Rio Tinto says it will cut the short-term bonuses of some senior executives but stopped short of a leadership overhaul following review of the company’s destruction of two ancient caves in Australia.
Chief Executive Jean-Sebastien Jacques and two other leaders will take financial penalties after the world’s biggest iron ore miner legally destroyed two historically significant sacred caves in the state of Western Australia – against the wishes of their Aboriginal traditional owners – as part of a mine expansion.
Rio said it would reduce the short-term bonuses of Jacques, Chief Executive of Iron Ore Chris Salisbury, and Group Executive, Corporate Relations Simone Niven in 2020 by about $3.7m in total.
Jacques’s long-term incentive plan award would also be reduced by about 1 million pounds ($1.3m). He was paid 5.8 million pounds ($7.6m) last year.
“The Rio Tinto board has come to an informed judgment that the sanctions that have been applied to senior executives are appropriate,” Michael L’Estrange, who led the review, told the Reuters news agency.

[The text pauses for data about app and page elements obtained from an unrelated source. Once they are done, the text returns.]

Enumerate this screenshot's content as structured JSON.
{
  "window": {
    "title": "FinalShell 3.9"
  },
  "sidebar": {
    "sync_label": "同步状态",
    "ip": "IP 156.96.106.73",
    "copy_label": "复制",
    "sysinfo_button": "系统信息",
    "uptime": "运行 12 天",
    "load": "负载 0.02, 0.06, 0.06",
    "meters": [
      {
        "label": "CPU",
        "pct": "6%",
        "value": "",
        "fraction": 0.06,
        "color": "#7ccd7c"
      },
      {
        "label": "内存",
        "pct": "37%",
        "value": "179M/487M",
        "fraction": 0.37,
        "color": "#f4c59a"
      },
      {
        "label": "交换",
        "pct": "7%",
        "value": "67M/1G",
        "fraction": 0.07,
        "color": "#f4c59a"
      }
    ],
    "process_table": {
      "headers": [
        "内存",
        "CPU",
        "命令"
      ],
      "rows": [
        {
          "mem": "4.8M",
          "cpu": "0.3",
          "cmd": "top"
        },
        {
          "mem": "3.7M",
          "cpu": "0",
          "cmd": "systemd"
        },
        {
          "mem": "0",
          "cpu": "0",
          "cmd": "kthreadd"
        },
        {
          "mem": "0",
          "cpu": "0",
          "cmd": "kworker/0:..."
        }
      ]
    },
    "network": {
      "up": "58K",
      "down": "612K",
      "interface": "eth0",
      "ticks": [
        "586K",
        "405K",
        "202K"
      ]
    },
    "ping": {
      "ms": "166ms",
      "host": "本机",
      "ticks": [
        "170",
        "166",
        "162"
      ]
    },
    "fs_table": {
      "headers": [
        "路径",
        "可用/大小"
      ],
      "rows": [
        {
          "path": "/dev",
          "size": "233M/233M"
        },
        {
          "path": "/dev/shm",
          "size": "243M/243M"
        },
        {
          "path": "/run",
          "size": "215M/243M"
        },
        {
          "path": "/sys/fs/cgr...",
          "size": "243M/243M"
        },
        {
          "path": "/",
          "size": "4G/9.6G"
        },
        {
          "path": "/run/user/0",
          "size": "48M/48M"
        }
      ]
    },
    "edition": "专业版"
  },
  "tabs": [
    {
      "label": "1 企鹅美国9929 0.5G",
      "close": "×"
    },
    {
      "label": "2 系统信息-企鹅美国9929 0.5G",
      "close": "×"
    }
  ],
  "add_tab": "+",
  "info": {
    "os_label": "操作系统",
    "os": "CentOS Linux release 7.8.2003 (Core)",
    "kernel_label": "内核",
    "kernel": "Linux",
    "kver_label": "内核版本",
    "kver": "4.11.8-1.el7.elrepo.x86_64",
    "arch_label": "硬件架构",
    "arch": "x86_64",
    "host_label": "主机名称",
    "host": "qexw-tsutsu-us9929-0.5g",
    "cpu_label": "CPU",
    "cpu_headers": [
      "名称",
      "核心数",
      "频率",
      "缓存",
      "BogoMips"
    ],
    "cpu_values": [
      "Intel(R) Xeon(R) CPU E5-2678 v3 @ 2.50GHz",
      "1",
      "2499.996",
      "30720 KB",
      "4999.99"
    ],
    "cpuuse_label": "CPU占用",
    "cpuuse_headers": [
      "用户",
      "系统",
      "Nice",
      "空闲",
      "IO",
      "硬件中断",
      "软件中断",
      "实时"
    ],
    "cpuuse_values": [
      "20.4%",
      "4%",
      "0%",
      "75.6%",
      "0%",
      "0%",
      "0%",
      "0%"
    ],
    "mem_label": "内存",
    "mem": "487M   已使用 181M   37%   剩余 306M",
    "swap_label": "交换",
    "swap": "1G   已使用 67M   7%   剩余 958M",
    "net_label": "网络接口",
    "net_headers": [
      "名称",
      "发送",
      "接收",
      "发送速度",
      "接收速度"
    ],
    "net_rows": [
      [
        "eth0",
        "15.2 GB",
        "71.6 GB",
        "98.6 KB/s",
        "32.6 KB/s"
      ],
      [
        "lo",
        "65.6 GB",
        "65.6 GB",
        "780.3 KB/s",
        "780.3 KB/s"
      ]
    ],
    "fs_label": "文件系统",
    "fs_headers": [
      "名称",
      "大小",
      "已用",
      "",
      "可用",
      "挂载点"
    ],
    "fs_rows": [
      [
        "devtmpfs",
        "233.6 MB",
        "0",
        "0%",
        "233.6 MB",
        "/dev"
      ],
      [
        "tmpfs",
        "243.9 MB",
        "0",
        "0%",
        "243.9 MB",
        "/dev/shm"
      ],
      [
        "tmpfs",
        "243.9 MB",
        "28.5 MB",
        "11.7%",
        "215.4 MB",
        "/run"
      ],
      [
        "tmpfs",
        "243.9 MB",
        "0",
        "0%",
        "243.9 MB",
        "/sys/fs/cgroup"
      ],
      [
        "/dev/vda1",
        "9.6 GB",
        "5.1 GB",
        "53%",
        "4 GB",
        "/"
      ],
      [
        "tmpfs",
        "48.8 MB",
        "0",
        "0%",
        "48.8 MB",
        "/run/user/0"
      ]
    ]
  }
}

Rio Tinto blew up the caves in Juukan Gorge, about 1,075km (667 miles) north of Perth, in May as part of an expansion programme in the Pilbara iron ore region, provoking an outcry and calls for reform of heritage protection laws.